• **Extracted entries**
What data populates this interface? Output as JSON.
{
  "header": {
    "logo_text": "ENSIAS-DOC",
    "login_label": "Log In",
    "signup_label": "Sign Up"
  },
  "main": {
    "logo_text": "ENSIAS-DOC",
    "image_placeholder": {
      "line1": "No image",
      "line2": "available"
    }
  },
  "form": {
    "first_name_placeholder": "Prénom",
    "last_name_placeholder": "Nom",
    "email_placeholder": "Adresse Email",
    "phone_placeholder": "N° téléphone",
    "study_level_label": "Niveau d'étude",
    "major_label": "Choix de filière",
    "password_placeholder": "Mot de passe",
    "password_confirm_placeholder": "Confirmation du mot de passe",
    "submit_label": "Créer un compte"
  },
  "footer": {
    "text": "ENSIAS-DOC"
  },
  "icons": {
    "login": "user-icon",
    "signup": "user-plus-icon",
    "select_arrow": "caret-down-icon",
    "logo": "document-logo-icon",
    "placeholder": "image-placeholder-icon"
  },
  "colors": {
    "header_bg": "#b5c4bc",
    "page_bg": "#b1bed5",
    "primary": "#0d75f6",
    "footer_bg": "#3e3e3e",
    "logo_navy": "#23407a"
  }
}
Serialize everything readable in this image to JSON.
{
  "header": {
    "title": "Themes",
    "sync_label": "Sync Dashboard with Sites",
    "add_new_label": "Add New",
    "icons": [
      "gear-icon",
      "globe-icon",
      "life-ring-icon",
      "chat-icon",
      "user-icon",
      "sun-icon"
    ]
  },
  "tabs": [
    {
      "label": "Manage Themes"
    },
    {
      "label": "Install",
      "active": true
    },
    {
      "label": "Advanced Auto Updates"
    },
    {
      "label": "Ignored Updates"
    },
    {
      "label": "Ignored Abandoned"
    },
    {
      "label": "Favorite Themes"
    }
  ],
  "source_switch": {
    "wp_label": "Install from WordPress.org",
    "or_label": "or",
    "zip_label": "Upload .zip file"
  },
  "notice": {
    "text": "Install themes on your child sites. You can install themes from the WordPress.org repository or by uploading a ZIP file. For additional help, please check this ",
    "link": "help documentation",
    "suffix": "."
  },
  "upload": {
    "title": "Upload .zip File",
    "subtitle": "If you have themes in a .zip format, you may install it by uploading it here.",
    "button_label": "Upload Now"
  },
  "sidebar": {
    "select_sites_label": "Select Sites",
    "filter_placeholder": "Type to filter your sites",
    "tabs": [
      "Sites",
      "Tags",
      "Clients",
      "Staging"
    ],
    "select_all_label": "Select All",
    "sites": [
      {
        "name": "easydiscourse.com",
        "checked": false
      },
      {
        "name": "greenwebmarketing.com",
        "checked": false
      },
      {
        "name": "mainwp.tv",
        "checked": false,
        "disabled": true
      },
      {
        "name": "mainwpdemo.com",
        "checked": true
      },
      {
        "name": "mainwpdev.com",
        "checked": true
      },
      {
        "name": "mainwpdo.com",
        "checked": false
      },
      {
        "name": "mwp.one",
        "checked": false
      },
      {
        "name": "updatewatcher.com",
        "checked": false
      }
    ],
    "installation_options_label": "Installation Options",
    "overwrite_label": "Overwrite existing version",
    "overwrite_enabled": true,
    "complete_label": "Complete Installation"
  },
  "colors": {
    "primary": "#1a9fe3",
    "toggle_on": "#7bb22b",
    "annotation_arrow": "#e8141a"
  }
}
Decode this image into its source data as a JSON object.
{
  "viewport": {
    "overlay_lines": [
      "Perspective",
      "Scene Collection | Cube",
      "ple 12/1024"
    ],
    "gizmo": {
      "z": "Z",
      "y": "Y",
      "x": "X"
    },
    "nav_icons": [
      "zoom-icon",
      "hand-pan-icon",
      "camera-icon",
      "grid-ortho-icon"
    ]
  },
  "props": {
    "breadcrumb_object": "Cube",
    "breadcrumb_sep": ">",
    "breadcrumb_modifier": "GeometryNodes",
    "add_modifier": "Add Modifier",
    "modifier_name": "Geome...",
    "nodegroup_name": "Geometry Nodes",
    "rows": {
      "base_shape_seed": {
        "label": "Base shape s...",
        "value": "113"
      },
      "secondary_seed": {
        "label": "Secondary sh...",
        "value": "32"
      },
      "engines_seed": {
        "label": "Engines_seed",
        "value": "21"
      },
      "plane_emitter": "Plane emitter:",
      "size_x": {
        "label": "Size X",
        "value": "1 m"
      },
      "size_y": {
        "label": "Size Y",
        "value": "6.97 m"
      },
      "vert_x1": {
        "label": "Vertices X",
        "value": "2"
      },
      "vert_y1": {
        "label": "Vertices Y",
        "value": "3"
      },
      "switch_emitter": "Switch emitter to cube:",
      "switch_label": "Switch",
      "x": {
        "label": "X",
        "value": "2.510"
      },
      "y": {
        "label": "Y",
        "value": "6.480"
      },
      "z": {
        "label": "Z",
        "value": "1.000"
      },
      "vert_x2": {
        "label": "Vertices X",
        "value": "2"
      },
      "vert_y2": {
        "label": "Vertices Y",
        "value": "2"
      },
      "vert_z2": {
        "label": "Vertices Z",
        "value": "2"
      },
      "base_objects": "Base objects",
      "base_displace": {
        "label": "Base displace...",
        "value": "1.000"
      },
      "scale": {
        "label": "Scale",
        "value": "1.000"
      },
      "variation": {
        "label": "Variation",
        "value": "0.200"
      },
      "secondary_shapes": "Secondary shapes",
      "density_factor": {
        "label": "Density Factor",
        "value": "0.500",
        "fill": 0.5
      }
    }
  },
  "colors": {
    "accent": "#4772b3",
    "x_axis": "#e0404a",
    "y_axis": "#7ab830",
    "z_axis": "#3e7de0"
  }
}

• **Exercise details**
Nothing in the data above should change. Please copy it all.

• **Solution to this task**
What data populates this interface? Output as JSON.
{
  "header": {
    "logo_text": "ENSIAS-DOC",
    "login_label": "Log In",
    "signup_label": "Sign Up"
  },
  "main": {
    "logo_text": "ENSIAS-DOC",
    "image_placeholder": {
      "line1": "No image",
      "line2": "available"
    }
  },
  "form": {
    "first_name_placeholder": "Prénom",
    "last_name_placeholder": "Nom",
    "email_placeholder": "Adresse Email",
    "phone_placeholder": "N° téléphone",
    "study_level_label": "Niveau d'étude",
    "major_label": "Choix de filière",
    "password_placeholder": "Mot de passe",
    "password_confirm_placeholder": "Confirmation du mot de passe",
    "submit_label": "Créer un compte"
  },
  "footer": {
    "text": "ENSIAS-DOC"
  },
  "icons": {
    "login": "user-icon",
    "signup": "user-plus-icon",
    "select_arrow": "caret-down-icon",
    "logo": "document-logo-icon",
    "placeholder": "image-placeholder-icon"
  },
  "colors": {
    "header_bg": "#b5c4bc",
    "page_bg": "#b1bed5",
    "primary": "#0d75f6",
    "footer_bg": "#3e3e3e",
    "logo_navy": "#23407a"
  }
}
Serialize everything readable in this image to JSON.
{
  "header": {
    "title": "Themes",
    "sync_label": "Sync Dashboard with Sites",
    "add_new_label": "Add New",
    "icons": [
      "gear-icon",
      "globe-icon",
      "life-ring-icon",
      "chat-icon",
      "user-icon",
      "sun-icon"
    ]
  },
  "tabs": [
    {
      "label": "Manage Themes"
    },
    {
      "label": "Install",
      "active": true
    },
    {
      "label": "Advanced Auto Updates"
    },
    {
      "label": "Ignored Updates"
    },
    {
      "label": "Ignored Abandoned"
    },
    {
      "label": "Favorite Themes"
    }
  ],
  "source_switch": {
    "wp_label": "Install from WordPress.org",
    "or_label": "or",
    "zip_label": "Upload .zip file"
  },
  "notice": {
    "text": "Install themes on your child sites. You can install themes from the WordPress.org repository or by uploading a ZIP file. For additional help, please check this ",
    "link": "help documentation",
    "suffix": "."
  },
  "upload": {
    "title": "Upload .zip File",
    "subtitle": "If you have themes in a .zip format, you may install it by uploading it here.",
    "button_label": "Upload Now"
  },
  "sidebar": {
    "select_sites_label": "Select Sites",
    "filter_placeholder": "Type to filter your sites",
    "tabs": [
      "Sites",
      "Tags",
      "Clients",
      "Staging"
    ],
    "select_all_label": "Select All",
    "sites": [
      {
        "name": "easydiscourse.com",
        "checked": false
      },
      {
        "name": "greenwebmarketing.com",
        "checked": false
      },
      {
        "name": "mainwp.tv",
        "checked": false,
        "disabled": true
      },
      {
        "name": "mainwpdemo.com",
        "checked": true
      },
      {
        "name": "mainwpdev.com",
        "checked": true
      },
      {
        "name": "mainwpdo.com",
        "checked": false
      },
      {
        "name": "mwp.one",
        "checked": false
      },
      {
        "name": "updatewatcher.com",
        "checked": false
      }
    ],
    "installation_options_label": "Installation Options",
    "overwrite_label": "Overwrite existing version",
    "overwrite_enabled": true,
    "complete_label": "Complete Installation"
  },
  "colors": {
    "primary": "#1a9fe3",
    "toggle_on": "#7bb22b",
    "annotation_arrow": "#e8141a"
  }
}
Decode this image into its source data as a JSON object.
{
  "viewport": {
    "overlay_lines": [
      "Perspective",
      "Scene Collection | Cube",
      "ple 12/1024"
    ],
    "gizmo": {
      "z": "Z",
      "y": "Y",
      "x": "X"
    },
    "nav_icons": [
      "zoom-icon",
      "hand-pan-icon",
      "camera-icon",
      "grid-ortho-icon"
    ]
  },
  "props": {
    "breadcrumb_object": "Cube",
    "breadcrumb_sep": ">",
    "breadcrumb_modifier": "GeometryNodes",
    "add_modifier": "Add Modifier",
    "modifier_name": "Geome...",
    "nodegroup_name": "Geometry Nodes",
    "rows": {
      "base_shape_seed": {
        "label": "Base shape s...",
        "value": "113"
      },
      "secondary_seed": {
        "label": "Secondary sh...",
        "value": "32"
      },
      "engines_seed": {
        "label": "Engines_seed",
        "value": "21"
      },
      "plane_emitter": "Plane emitter:",
      "size_x": {
        "label": "Size X",
        "value": "1 m"
      },
      "size_y": {
        "label": "Size Y",
        "value": "6.97 m"
      },
      "vert_x1": {
        "label": "Vertices X",
        "value": "2"
      },
      "vert_y1": {
        "label": "Vertices Y",
        "value": "3"
      },
      "switch_emitter": "Switch emitter to cube:",
      "switch_label": "Switch",
      "x": {
        "label": "X",
        "value": "2.510"
      },
      "y": {
        "label": "Y",
        "value": "6.480"
      },
      "z": {
        "label": "Z",
        "value": "1.000"
      },
      "vert_x2": {
        "label": "Vertices X",
        "value": "2"
      },
      "vert_y2": {
        "label": "Vertices Y",
        "value": "2"
      },
      "vert_z2": {
        "label": "Vertices Z",
        "value": "2"
      },
      "base_objects": "Base objects",
      "base_displace": {
        "label": "Base displace...",
        "value": "1.000"
      },
      "scale": {
        "label": "Scale",
        "value": "1.000"
      },
      "variation": {
        "label": "Variation",
        "value": "0.200"
      },
      "secondary_shapes": "Secondary shapes",
      "density_factor": {
        "label": "Density Factor",
        "value": "0.500",
        "fill": 0.5
      }
    }
  },
  "colors": {
    "accent": "#4772b3",
    "x_axis": "#e0404a",
    "y_axis": "#7ab830",
    "z_axis": "#3e7de0"
  }
}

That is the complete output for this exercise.